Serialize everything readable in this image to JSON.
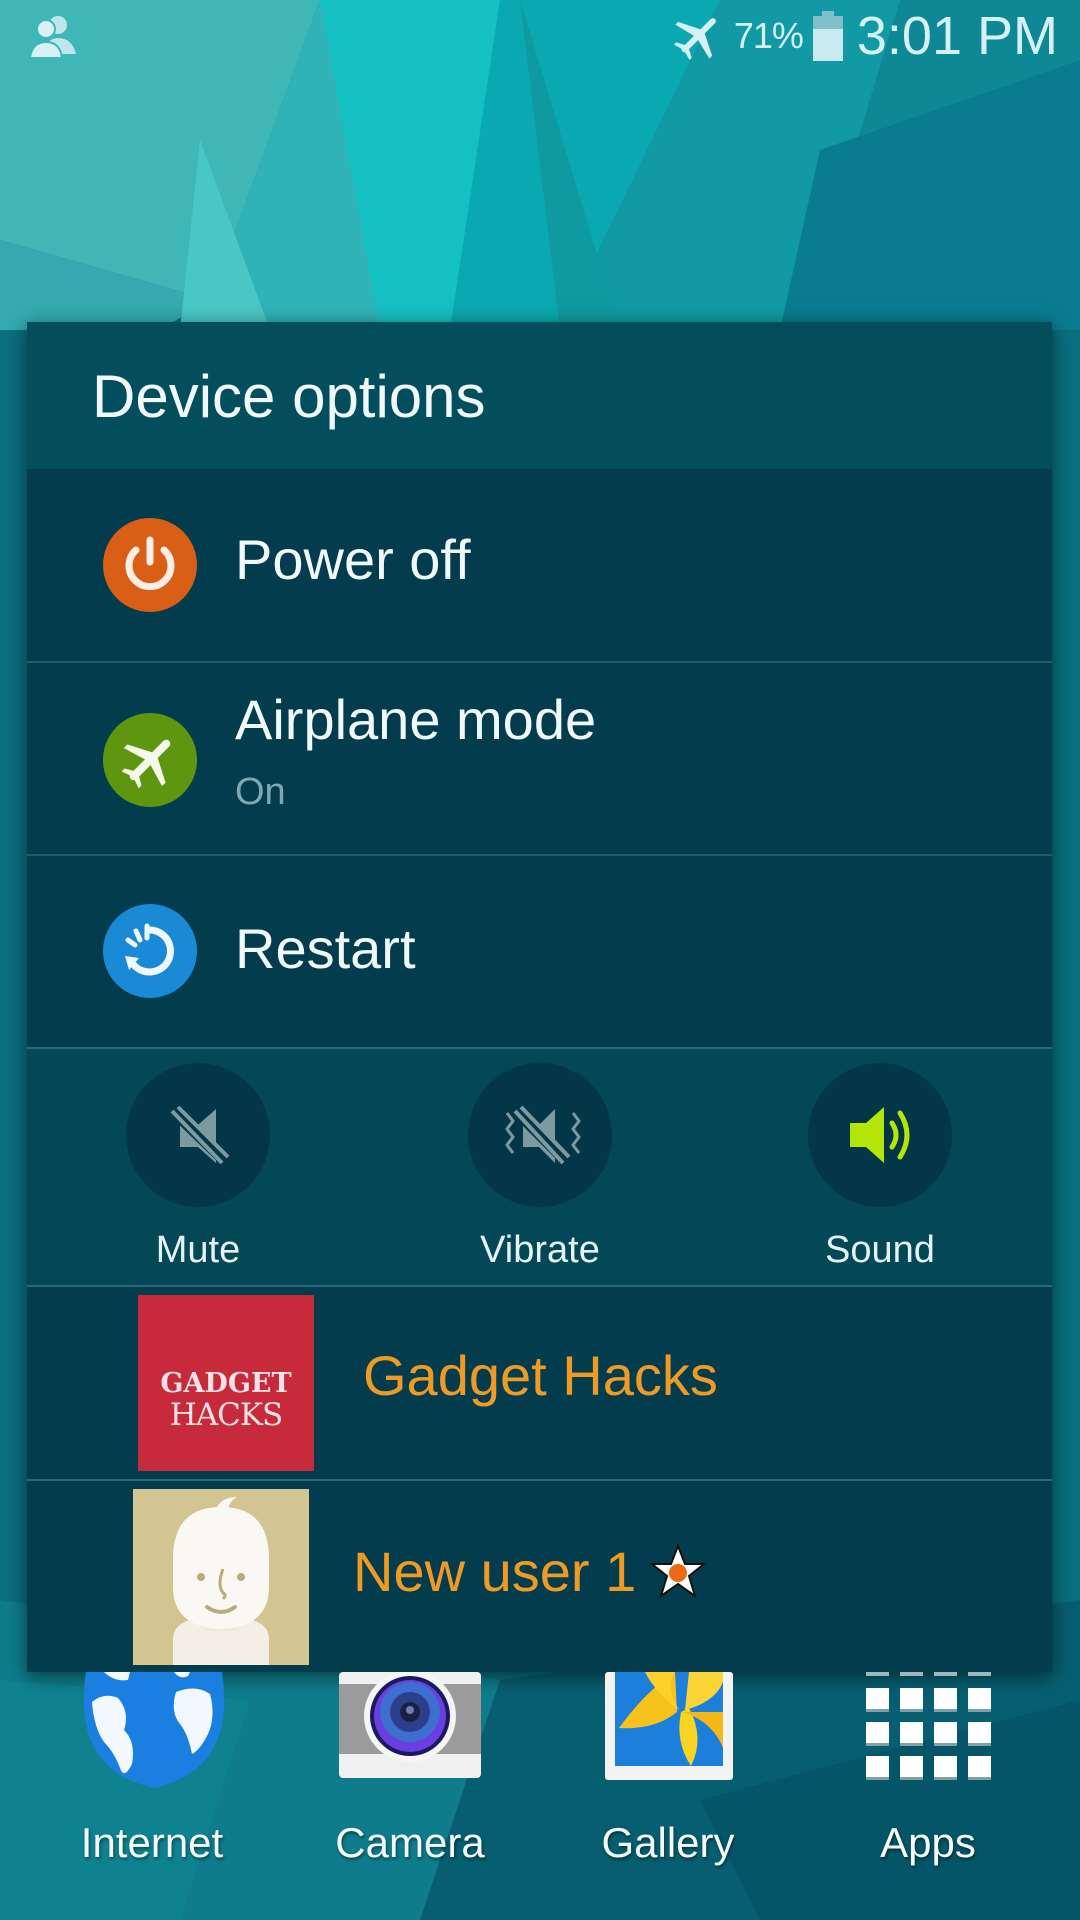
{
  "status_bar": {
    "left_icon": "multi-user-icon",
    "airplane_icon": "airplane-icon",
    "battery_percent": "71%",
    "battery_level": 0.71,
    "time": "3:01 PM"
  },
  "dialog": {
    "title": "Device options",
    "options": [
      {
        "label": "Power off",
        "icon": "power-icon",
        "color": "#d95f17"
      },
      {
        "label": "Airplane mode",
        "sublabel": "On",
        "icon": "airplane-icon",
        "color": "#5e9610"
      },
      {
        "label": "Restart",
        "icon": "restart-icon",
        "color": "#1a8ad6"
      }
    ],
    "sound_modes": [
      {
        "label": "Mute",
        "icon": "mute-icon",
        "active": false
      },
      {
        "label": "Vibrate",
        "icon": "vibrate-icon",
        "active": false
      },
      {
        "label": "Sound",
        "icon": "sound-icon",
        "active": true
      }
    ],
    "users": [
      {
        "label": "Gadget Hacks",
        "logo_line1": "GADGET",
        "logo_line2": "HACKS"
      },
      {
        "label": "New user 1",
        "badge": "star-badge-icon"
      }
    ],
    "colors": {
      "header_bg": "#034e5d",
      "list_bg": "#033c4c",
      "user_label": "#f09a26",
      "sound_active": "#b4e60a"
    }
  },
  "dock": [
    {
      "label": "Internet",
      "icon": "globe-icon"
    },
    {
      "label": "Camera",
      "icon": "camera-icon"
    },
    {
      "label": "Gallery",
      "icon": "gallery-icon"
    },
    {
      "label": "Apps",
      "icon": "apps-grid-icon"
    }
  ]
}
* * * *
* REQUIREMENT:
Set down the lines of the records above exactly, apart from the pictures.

* ANSWER SECTION:
Serialize everything readable in this image to JSON.
{
  "status_bar": {
    "left_icon": "multi-user-icon",
    "airplane_icon": "airplane-icon",
    "battery_percent": "71%",
    "battery_level": 0.71,
    "time": "3:01 PM"
  },
  "dialog": {
    "title": "Device options",
    "options": [
      {
        "label": "Power off",
        "icon": "power-icon",
        "color": "#d95f17"
      },
      {
        "label": "Airplane mode",
        "sublabel": "On",
        "icon": "airplane-icon",
        "color": "#5e9610"
      },
      {
        "label": "Restart",
        "icon": "restart-icon",
        "color": "#1a8ad6"
      }
    ],
    "sound_modes": [
      {
        "label": "Mute",
        "icon": "mute-icon",
        "active": false
      },
      {
        "label": "Vibrate",
        "icon": "vibrate-icon",
        "active": false
      },
      {
        "label": "Sound",
        "icon": "sound-icon",
        "active": true
      }
    ],
    "users": [
      {
        "label": "Gadget Hacks",
        "logo_line1": "GADGET",
        "logo_line2": "HACKS"
      },
      {
        "label": "New user 1",
        "badge": "star-badge-icon"
      }
    ],
    "colors": {
      "header_bg": "#034e5d",
      "list_bg": "#033c4c",
      "user_label": "#f09a26",
      "sound_active": "#b4e60a"
    }
  },
  "dock": [
    {
      "label": "Internet",
      "icon": "globe-icon"
    },
    {
      "label": "Camera",
      "icon": "camera-icon"
    },
    {
      "label": "Gallery",
      "icon": "gallery-icon"
    },
    {
      "label": "Apps",
      "icon": "apps-grid-icon"
    }
  ]
}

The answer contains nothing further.